- I am a vegetarian and have been for years but these meds put huge pressure on my liver and, whilst being fully functional, it can’t cope with certain foods so when I start going yellow-ish and feeling nauseous I cut back to a vegan no oil diet which immediately makes me feel better. I calorie count with the app UP from JawBone which helps me balance my meals.
The following are also part of my programme:
My biokineticist, Bryce Jackson, has created a programme that is ensuring I maintain what muscle strength and mobility I have as well as stabilising weak points. He works slowly and within my capabilities, extending them bit by bit, so as to avoid a flare-up of my CRPS. Charting my progress is very rewarding and it’s given me a sense of control and hope that I can prevent deterioration and restore what has been lost. It also keeps the rest of me fit and healthy.
My psychologist helped me gain perspective and come to terms with needing to accept the help of others and share the burden. She is also a great resource to lean on when it feels like I’ve leaned on my friends enough, every time I lean on a friend it increases their worry about my condition and sometimes it helps to vent at someone else who has a bit more distance.
Enjoying my hobbies has become critical. I love my horse and spending time in the field with him as well as with my dog at home. Grooming both of them calms me and does great rehab on my hands. They don’t need me to speak, they just know what I’m feeling and my horse in particular adjusts his behavior to compensate for my arm and my pain. He guards the arm for me and takes responsibility for me when I’m riding ensuring I don’t fall off. Reading, movies and audible books are such great distractions and when I’m having a good day, knitting, cross stitch, piano and drawing all form part of my rehab.
Work wise, I have been limited to 4 hours a day, I regularly exceed this but over time my clients, driven predominately by my mum (and co-member / boss), have adjusted to extending my deadlines, having meetings at my house and tailoring how we work around my condition. I was so fortunate as to get a mini iPad in January 2013 and it has rocked my world. I can do SO much more work SO much easier and apps have also improved my life.

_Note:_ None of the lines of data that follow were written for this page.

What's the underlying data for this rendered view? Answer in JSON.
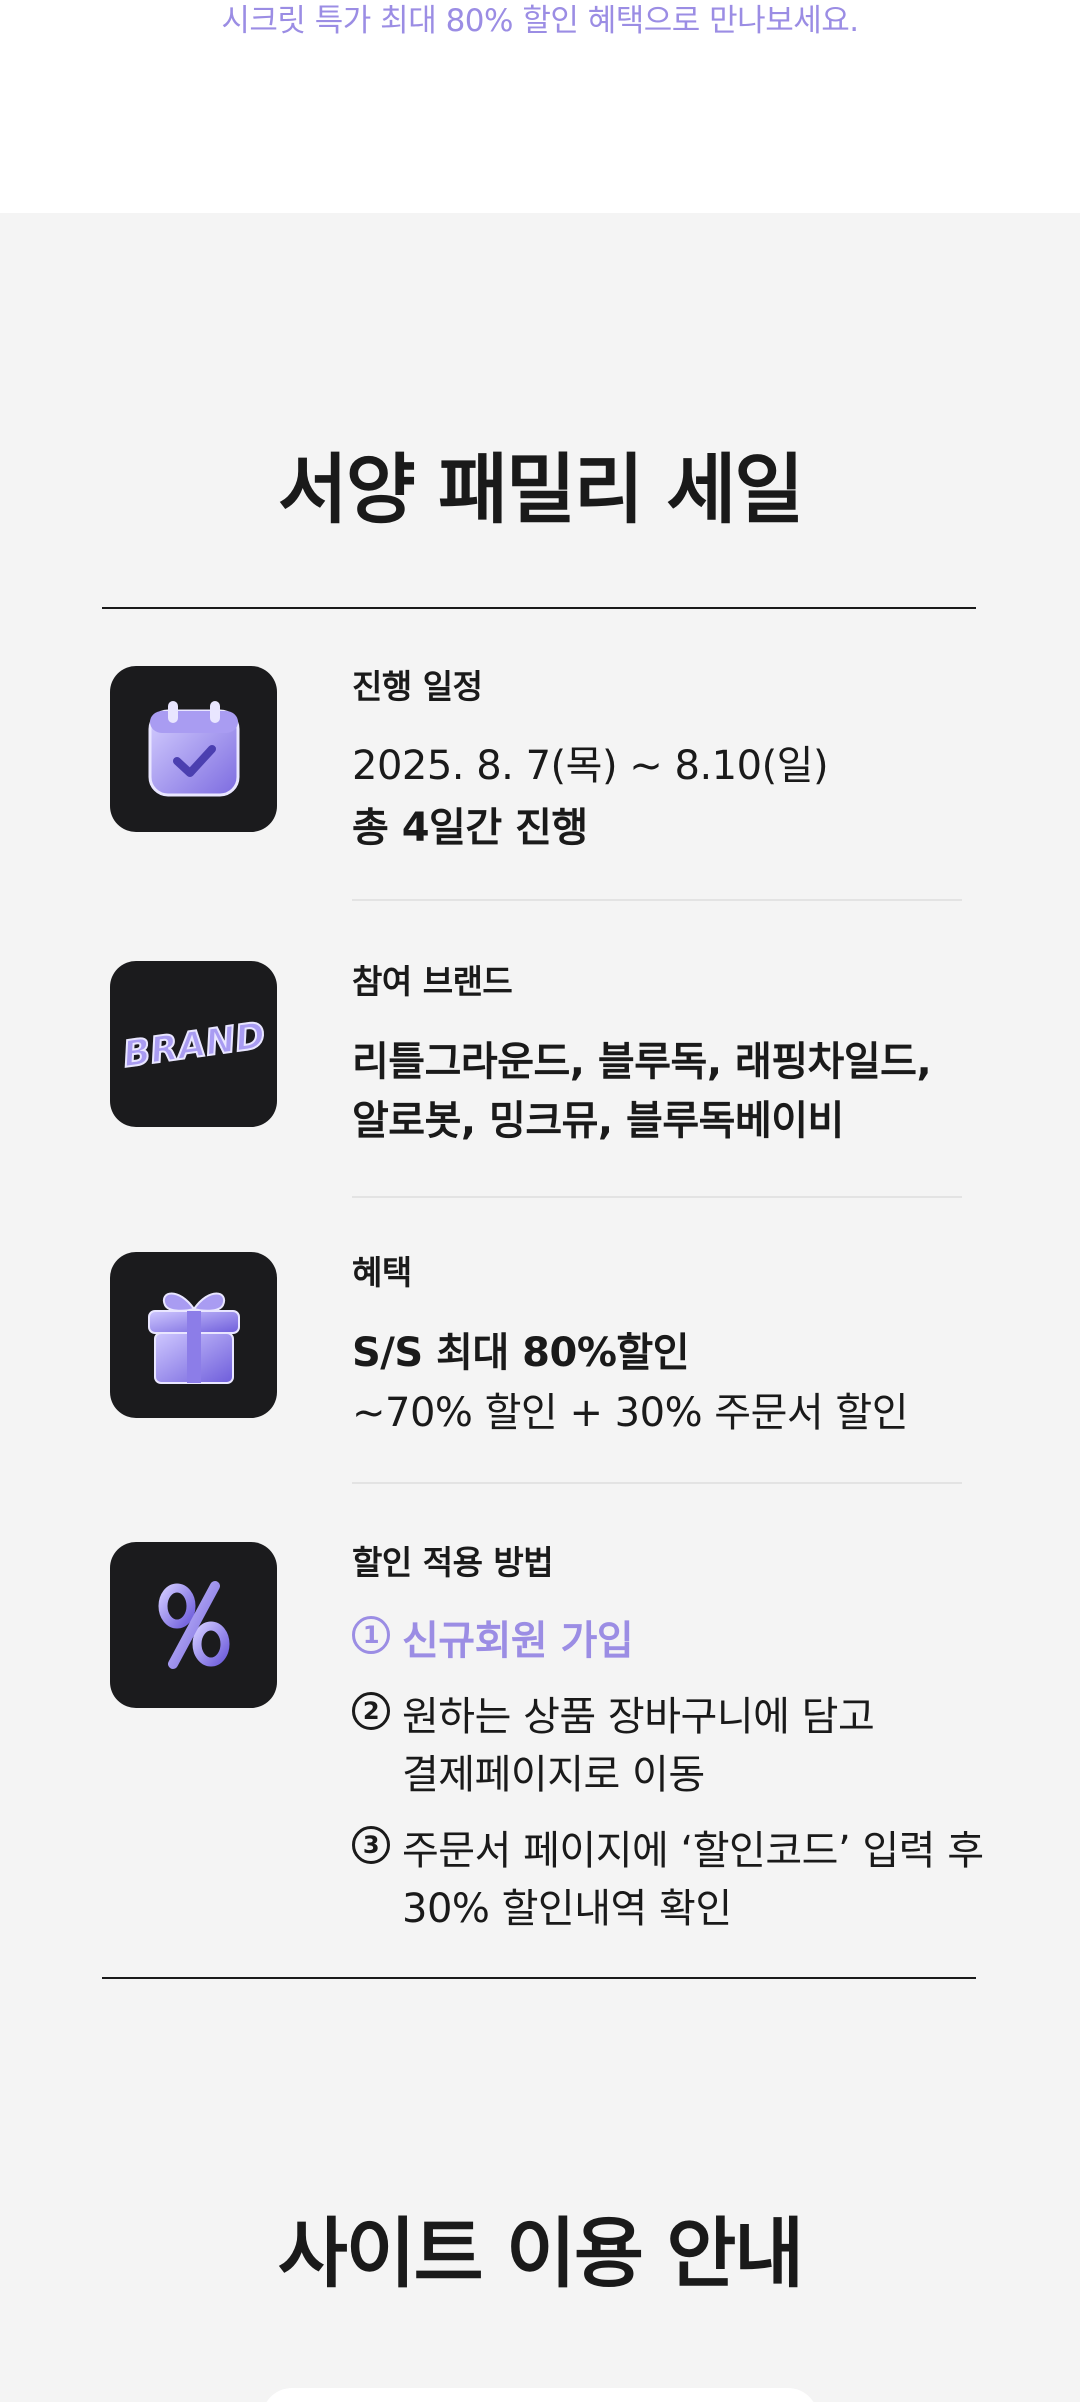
{
  "promo": {
    "text": "시크릿 특가 최대 80% 할인 혜택으로 만나보세요."
  },
  "sale": {
    "title": "서양 패밀리 세일",
    "sections": {
      "schedule": {
        "icon": "calendar-check-icon",
        "label": "진행 일정",
        "date": "2025. 8. 7(목) ~ 8.10(일)",
        "duration": "총 4일간 진행"
      },
      "brands": {
        "icon": "brand-text-icon",
        "icon_text": "BRAND",
        "label": "참여 브랜드",
        "line1": "리틀그라운드, 블루독, 래핑차일드,",
        "line2": "알로봇, 밍크뮤, 블루독베이비"
      },
      "benefit": {
        "icon": "gift-box-icon",
        "label": "혜택",
        "headline": "S/S 최대 80%할인",
        "detail": "~70% 할인 + 30% 주문서 할인"
      },
      "howto": {
        "icon": "percent-icon",
        "label": "할인 적용 방법",
        "steps": [
          {
            "num": "1",
            "text": "신규회원 가입",
            "text2": ""
          },
          {
            "num": "2",
            "text": "원하는 상품 장바구니에 담고",
            "text2": "결제페이지로 이동"
          },
          {
            "num": "3",
            "text": "주문서 페이지에 ‘할인코드’ 입력 후",
            "text2": "30% 할인내역 확인"
          }
        ]
      }
    }
  },
  "site_guide": {
    "title": "사이트 이용 안내"
  },
  "colors": {
    "accent": "#9b8de4",
    "icon_bg": "#1b1b1d",
    "page_bg": "#f4f4f4",
    "text": "#1a1a1a"
  }
}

Regular prayer, bible reading and soul searching have got me through the really tough times along with amazing friends and family. Having a support system that understands my needs and adjusts to my condition has been invaluable! I keep in touch with their lives through social media and instant messaging on days where talking or leaving the house is too much.
I find reading medical journals, magazines, blogs, websites and twitterfeeds helps me feel active and part of a broader community. It keeps me in touch with progress is being made and not as alone with the problem. Sometimes others with the same problem phrase it differently to me, cast a new light on it or just allow me to empathise with them.